Traditionally, buyers in the northeast are pretty scarce from the beginning of November until around mid February. Why? Weather, job cycles, holidays. Some years have seen exceptions such as the winter of '04-'05 and one or two winters during my 34 year career but those are rare. Much more common are the slow winter months when buyers, like bears, hunker down from the cold.
So, is this a good time to buy, assuming you are or know a potential buyer? Absolutely, unless of course, you are such a pessimist that you think the world is still poised to fall off its orbit.
I was visiting with a potential buyer just last night who happens to be one of those fortunate few who seems to always pick her timing right. She sold at the last peak, spring of '05 and is now considering purchasing again, right at what I believe will turn out to be the bottom of this current soft cycle. There are always going to be "deals" to be had, even in stronger market times but now is the time when just about every seller is sufficiently informed about the general state of the economy such that they are likely to be more flexible, and in some cases, more desperate, than under almost any other conditions.
The press and pundits have been using words like "unprecedented", "historic", even "catastrophic" to describe the current state of the nation's and world's economic health. If this is true, and while maybe there has been a little hyperbole used, no one can deny the severe state of the economy. Some of this is the simple result of a previously overheated economy inflated by the usual culprits of greed, irresponsibility and easy credit, returning now to a sounder state, painful as the forced adjustments are to so many.
So, given the realities of today's economy, now is clearly a great opportunity if you are a qualified buyer. Rates are very favorable once again, prices have adjusted downwards by large margins thus boosting affordability, and many sellers are far more flexible than in quite a few recent years. In addition, this last "bubble", which following the tech bubble of the late 90's, was fueled by many speculators and even ordinary Tom and Janes buying properties to "flip" for profit. Like in all bubbles, lots of people jumped on the real estate train fueling the rapid rise in prices and now due to the oversupply, they are forced to let the air out of the bubble in order to unload.
Mind you, there are plenty of sellers not facing such pressures as the speculators or those who have suffered directly from job cuts, who are willing to "wait out" this cycle. For these optimists, I would point to the stock market for a lesson. The Dow has recently been dancing in the high 7,000's and low 8,000's having fallen from its high over 14,000 giving up trillions in theoretical value and almost a 50% drop. Real estate has not fallen so far but since it took the Dow roughly 8 years to jump from 8,000 to 14,000 and then less than a year to fall to its current level, it could be many years before real estate values climb back to their lofty '05 levels. "Waiting this market out" as a few of my clients decided to do by taking their properties off the market, may well prove to be expensive in carrying costs, lost opportunity costs and loss of purchasing power to inflation and taxes.

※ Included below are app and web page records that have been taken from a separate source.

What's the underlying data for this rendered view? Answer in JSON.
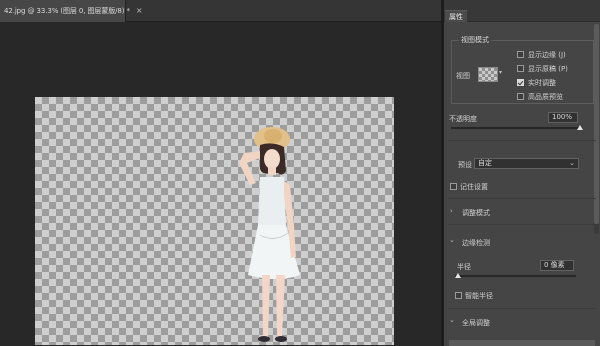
{
  "document": {
    "tab_title": "42.jpg @ 33.3% (图层 0, 图层蒙版/8) *",
    "close_icon": "×"
  },
  "canvas": {
    "subject": "person-cutout"
  },
  "properties": {
    "tab_label": "属性",
    "view_mode": {
      "title": "视图模式",
      "view_label": "视图",
      "show_edge_label": "显示边缘 (J)",
      "show_edge_checked": false,
      "show_original_label": "显示原稿 (P)",
      "show_original_checked": false,
      "realtime_label": "实时调整",
      "realtime_checked": true,
      "hq_preview_label": "高品质预览",
      "hq_preview_checked": false
    },
    "opacity": {
      "label": "不透明度",
      "value": "100%",
      "level": 1.0
    },
    "preset": {
      "label": "预设",
      "value": "自定"
    },
    "remember_label": "记住设置",
    "remember_checked": false,
    "adjust_mode_label": "调整模式",
    "edge_detection_label": "边缘检测",
    "radius": {
      "label": "半径",
      "value": "0 像素",
      "level": 0.0
    },
    "smart_radius_label": "智能半径",
    "smart_radius_checked": false,
    "global_adjust_label": "全局调整"
  },
  "colors": {
    "panel_bg": "#454545",
    "canvas_bg": "#282828"
  }
}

So, why wait, if selling makes good sense? Only if a seller wants to enjoy their property longer and has no need for the cash and really doesn't care too much about maximizing their results from a sound economic point of view.
But this brings me to one final point for this entry, the point about residential real estate being more than an "investment", much more in fact. It is primarily one's home, refuge, retreat, castle, palace, whatever word you like to use. It is first and foremost one's home. What has changed for many in the past few decades was that homes became "investments", business opportunities for profit, commodities to buy and sell, trade and leverage just like other typical investment vehicles. Greed and human emotions crept in and overtook markets in many parts of the country and globe. If people would take the investment motive out of their primary home and simply enjoy their home, take peace and pleasure in the privilege of owning and occupying their home, we might avoid future bubbles like the one which contributed to the current state of real estate right now.
Do I think human nature will change any time soon? No, I'm not that naïve but for those who look upon their home in more traditional terms and less as a business proposition, you will be less disappointed, maybe even happily relieved, that you have weathered this current storm and shed the concerns shared by many who have gone out on a limb.
Residential real estate in my opinion, is best looked at as shelter and protection from economic ups and downs, just as it provides shelter from the elements but when we treat it more like a commodity to be bought and sold for profit, we will be forced to ride the roller coaster of the state of the economy and for some of us, that ride is not all that comfortable.
Paul Harsch, president, Harsch Associates
CRB, CRS, CBI, GRI